It's not just the vets in treatment who benefit from Team RWB events. Michael Green, a 16 year old high school junior from Huntington Beach was "super excited" to be volunteering at the last surf camp. If you had called central casting and asked for two typical California Surf Dudes they would have sent Michael and his pal 17 year old Grant. Both blond, tan and buff, surfing since they could walk, they loved being out in the water with the vets. Asked if they had learned anything from the experience, Michael said, determination, while Eric finished his thought by adding that no matter if they wipe out, the vets wanted to get right back on the board and spend as much time out in the ocean as possible. Another volunteer in an amazing abundance of volunteers that day was Olympic Gold Medalist, swimmer Mike O'Brien. Mike won his gold in the 1984 Olympic 1500 meter free style swim in his "home pool" as a freshman at USC. Coaching David Vidana out in the ocean, they bonded over their USC connection and the Trojans. Michael says back in the day when he was an Olympian, he was often called an "American Hero." Never feeling comfortable with that term, he would cringe, feeling lucky to be doing what he loved. While saying this he looks over to David standing at the shoreline and says "David, he's the real hero. It's humbling to be in the presence of someone who put his life on the line in the line of duty."

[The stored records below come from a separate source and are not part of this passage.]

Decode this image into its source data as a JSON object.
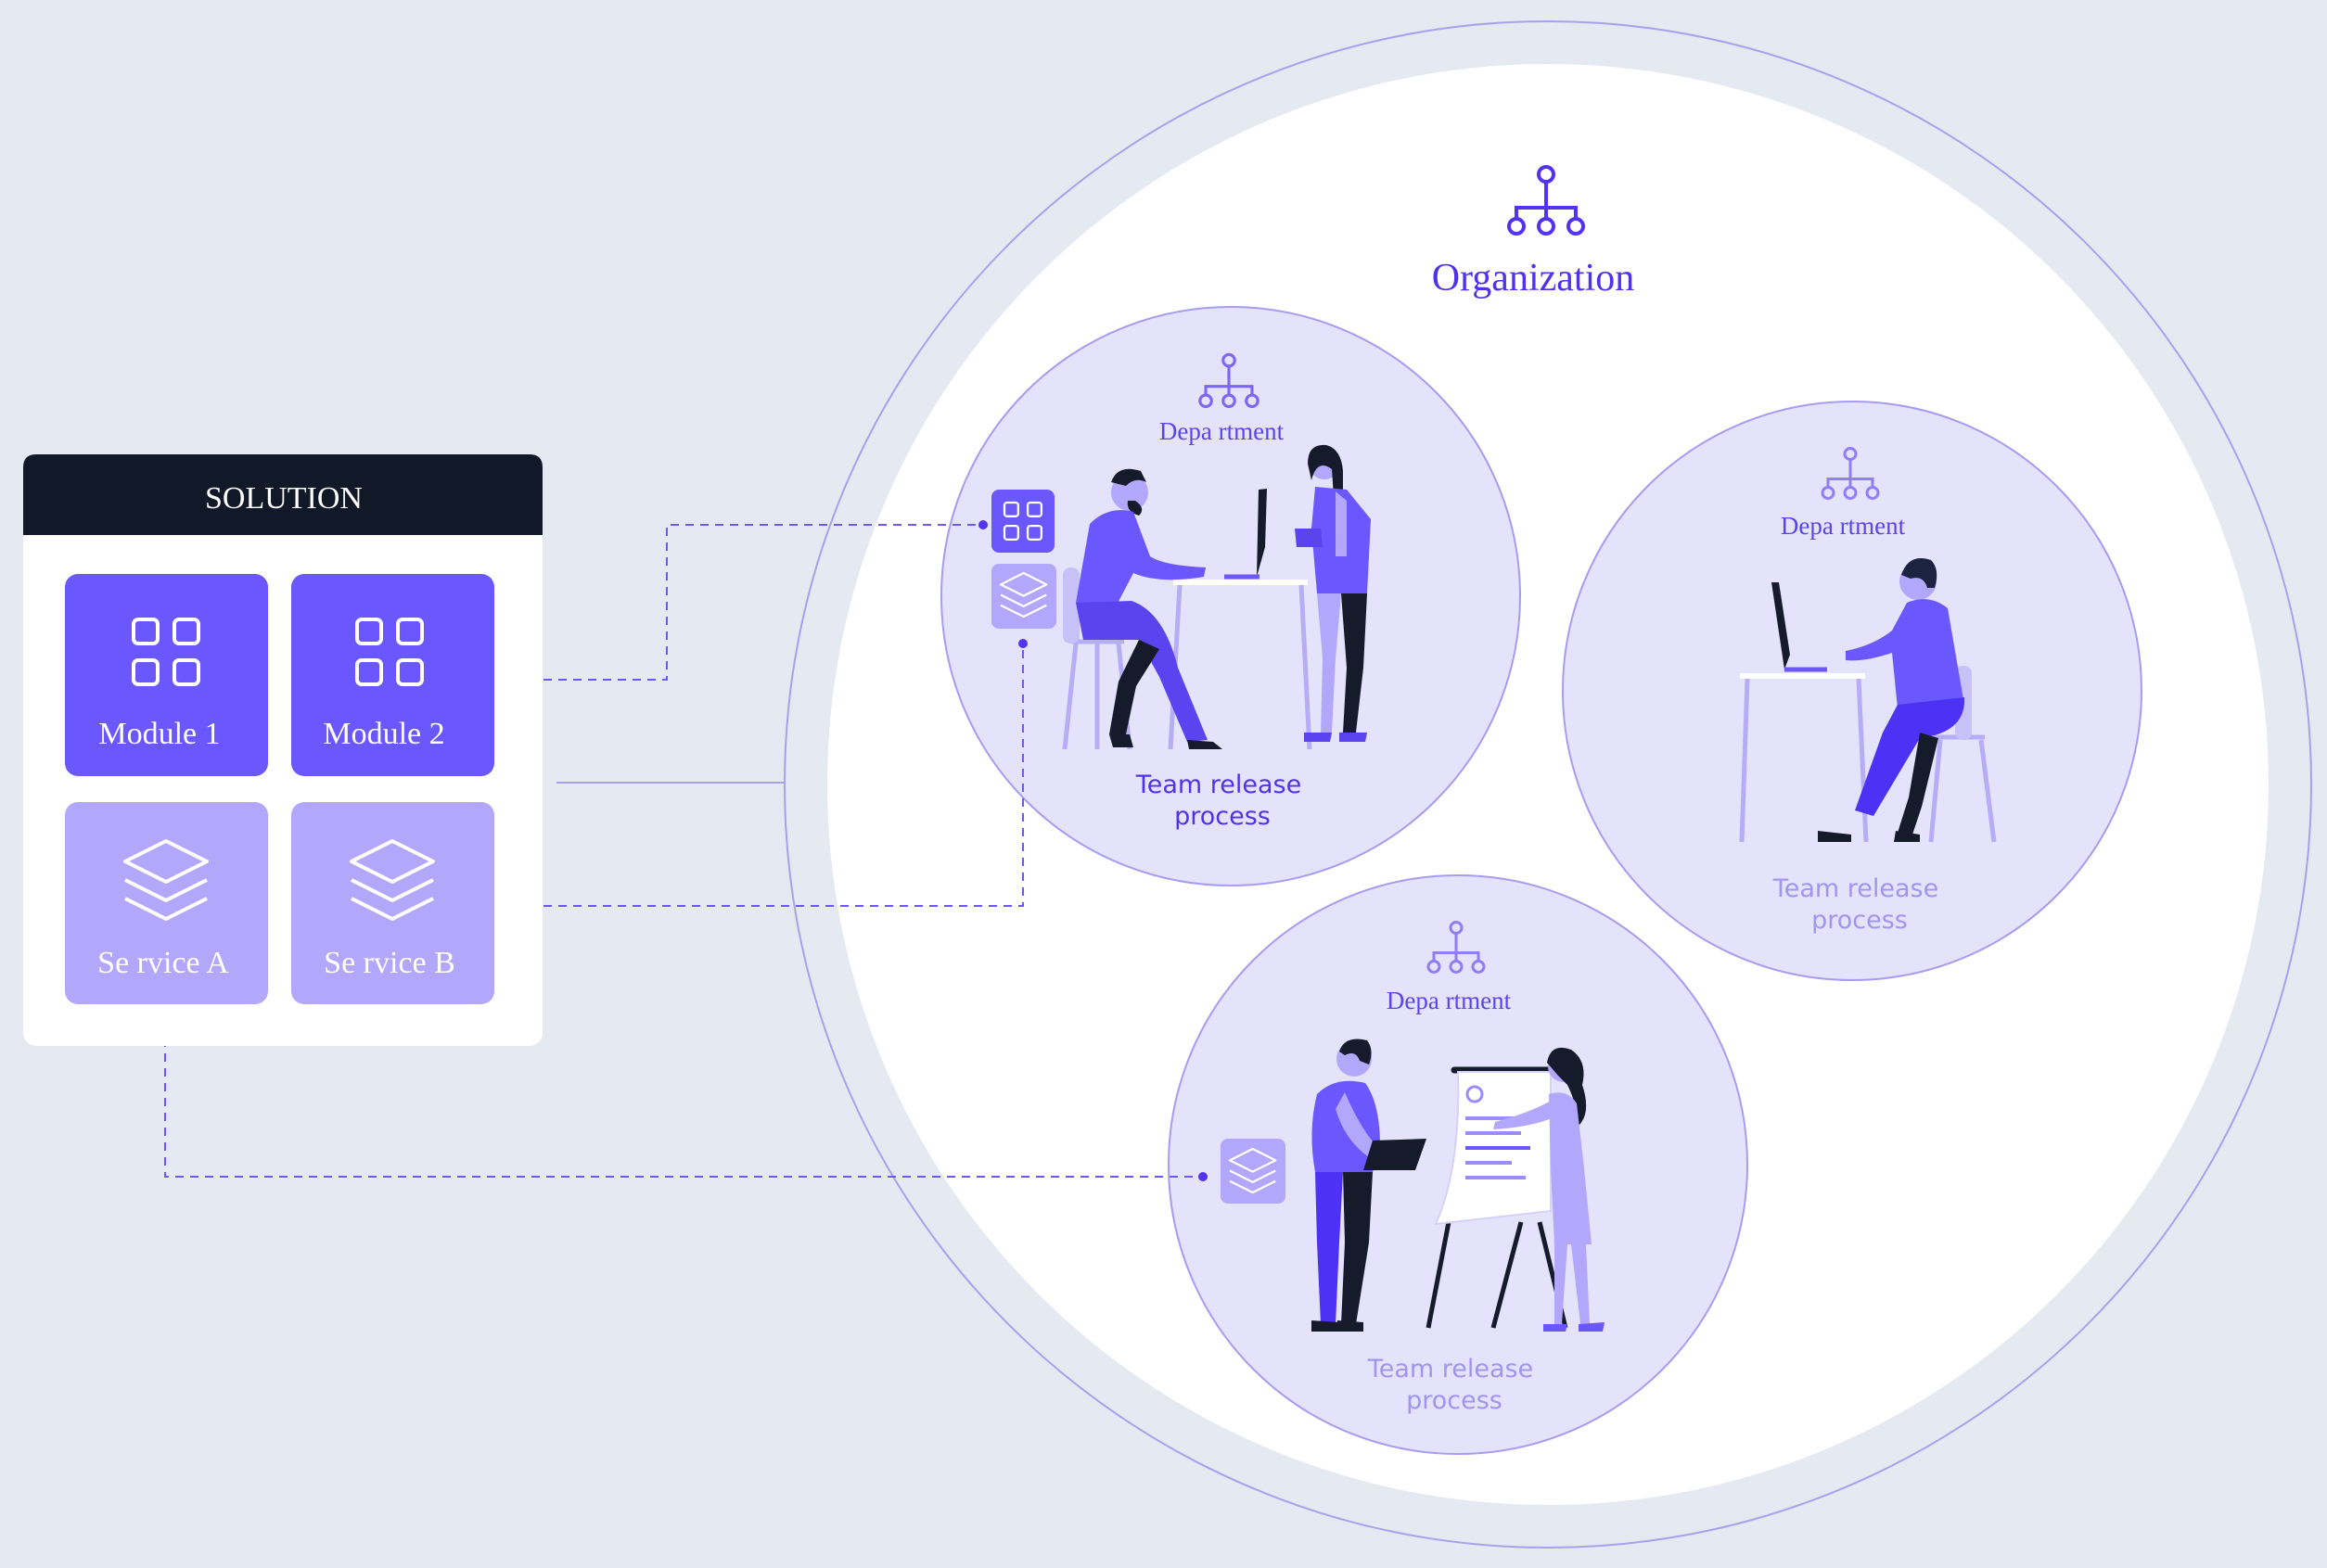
{
  "colors": {
    "background": "#e5e9f1",
    "primary": "#6b57fe",
    "primary_dark": "#4d32f5",
    "light": "#b3a7fc",
    "dept_fill": "#e5e3fb",
    "dept_stroke": "#a79cf0",
    "header_bg": "#111827",
    "figure_dark": "#161b2c"
  },
  "solution": {
    "title": "SOLUTION",
    "modules": [
      {
        "label": "Module 1",
        "icon": "grid-icon"
      },
      {
        "label": "Module 2",
        "icon": "grid-icon"
      }
    ],
    "services": [
      {
        "label": "Se rvice A",
        "icon": "layers-icon"
      },
      {
        "label": "Se rvice B",
        "icon": "layers-icon"
      }
    ]
  },
  "organization": {
    "title": "Organization",
    "icon": "org-chart-icon",
    "departments": [
      {
        "label": "Depa rtment",
        "process": "Team release process",
        "process_line1": "Team release",
        "process_line2": "process",
        "icon": "org-chart-icon",
        "scene": "desk-meeting"
      },
      {
        "label": "Depa rtment",
        "process": "Team release process",
        "process_line1": "Team release",
        "process_line2": "process",
        "icon": "org-chart-icon",
        "scene": "desk-solo"
      },
      {
        "label": "Depa rtment",
        "process": "Team release process",
        "process_line1": "Team release",
        "process_line2": "process",
        "icon": "org-chart-icon",
        "scene": "flipchart-presentation"
      }
    ]
  }
}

Humbling indeed. Inspirational and invigorating as well. I, like Mayor Harper of Huntington Beach, spent most of my summers as a kid at the beach and find the ocean the best therapy. Thank you to the Great Los Angeles VA Health Care System and Team Red White and Blue for giving me the most fun in the sun and most therapeutic beach days I've had in a long, long time! And for showing me that all any of those faces I saw on my short cut through the VA really need from me is what each one of us needs: connection and a sense of belonging.